Corneal Surgery Update
- Posted on: Sep 11 2012
We continue to expand here at Georgia Eye Partners, as our cornea department opens the doors to a brand new suite at our north location this September, and welcomes the vast experience of Dr. Karen Sumers to the practice! What better opportunity exists to discuss some exciting trends in corneal surgery in recent years. While we work hard every day to achieve a medical cure for our patients with corneal disease, certain patients of course progress to the point where they require surgical intervention.
Full thickness corneal transplantation or penetrating keratoplasty (PKP) has been a mainstay of cornea surgery for the last half century, and remains a popular option for many patients. Visual rehabilitation of these patients has been improved by recent techniques such as laser refractive surgery (PRK) after PKP, but for certain cases this rehabilitation remains challenging, as does the prospect of infrequent but significant complications such as wound leaks or graft rejection.

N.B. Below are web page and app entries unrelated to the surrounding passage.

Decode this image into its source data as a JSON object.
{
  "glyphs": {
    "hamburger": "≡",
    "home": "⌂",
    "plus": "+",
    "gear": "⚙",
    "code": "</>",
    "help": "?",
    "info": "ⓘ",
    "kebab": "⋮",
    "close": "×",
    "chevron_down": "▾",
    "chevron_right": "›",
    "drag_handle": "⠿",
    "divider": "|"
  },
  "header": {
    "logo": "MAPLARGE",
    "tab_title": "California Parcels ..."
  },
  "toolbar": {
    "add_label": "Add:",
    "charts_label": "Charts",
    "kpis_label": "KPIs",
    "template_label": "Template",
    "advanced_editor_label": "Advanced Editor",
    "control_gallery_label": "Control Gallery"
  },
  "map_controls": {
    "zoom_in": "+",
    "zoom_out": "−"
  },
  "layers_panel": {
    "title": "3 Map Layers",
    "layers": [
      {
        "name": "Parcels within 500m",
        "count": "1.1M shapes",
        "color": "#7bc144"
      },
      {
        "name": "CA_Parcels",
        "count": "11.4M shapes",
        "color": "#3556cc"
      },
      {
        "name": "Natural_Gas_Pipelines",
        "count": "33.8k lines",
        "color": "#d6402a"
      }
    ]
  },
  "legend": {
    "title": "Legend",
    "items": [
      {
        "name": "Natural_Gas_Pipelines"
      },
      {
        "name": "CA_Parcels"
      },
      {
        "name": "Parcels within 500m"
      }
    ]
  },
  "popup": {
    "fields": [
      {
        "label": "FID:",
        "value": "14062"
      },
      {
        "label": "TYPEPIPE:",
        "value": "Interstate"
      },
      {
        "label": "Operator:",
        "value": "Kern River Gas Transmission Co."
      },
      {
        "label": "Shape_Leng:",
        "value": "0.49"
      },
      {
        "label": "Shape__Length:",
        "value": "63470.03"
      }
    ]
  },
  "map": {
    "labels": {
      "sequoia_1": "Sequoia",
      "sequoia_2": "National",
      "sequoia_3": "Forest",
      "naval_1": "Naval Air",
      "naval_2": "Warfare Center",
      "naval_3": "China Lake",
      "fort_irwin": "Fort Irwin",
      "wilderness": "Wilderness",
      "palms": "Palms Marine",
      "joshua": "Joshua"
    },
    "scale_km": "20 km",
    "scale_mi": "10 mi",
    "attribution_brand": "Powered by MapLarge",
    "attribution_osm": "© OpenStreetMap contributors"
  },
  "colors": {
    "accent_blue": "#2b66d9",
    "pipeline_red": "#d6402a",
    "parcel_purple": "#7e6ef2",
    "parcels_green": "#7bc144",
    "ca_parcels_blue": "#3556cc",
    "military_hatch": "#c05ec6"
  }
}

Thus the advent of lamellar surgical techniques, which selectively replace only the diseased layer of the patient’s cornea, have been a welcome advancement in cornea surgery in recent years. The DSAEK procedure, as the most popular example, has revolutionized surgical treatment for patients with Fuchs dystrophy and other pathological processes of the posterior cornea. Speed of visual recovery, drastic reduction in postoperative astigmatism, and reduction in the frequency of graft rejection and wound-related complications have all been major benefits of this procedure.
Patients with posterior corneal disease and cataracts have also enjoyed the advances offered by this procedure. Depending on the relative severity of the corneal disease versus the cataract, these patients can be offered DSAEK before, after, or most excitingly, in a single procedure combined with cataract surgery. While some special considerations are made for IOL spherical power selection in this setting, in general, astigmatism concerns are greatly reduced. Again, these patients do very well postoperatively, and enjoy a faster physical and visual recovery when compared to previously available options. If you have a specific patient to discuss regarding selection, timing, or combination of procedures or any other question, we encourage you to contact one of our surgeons today. We would love to speak with you!
Posted in: News and Updates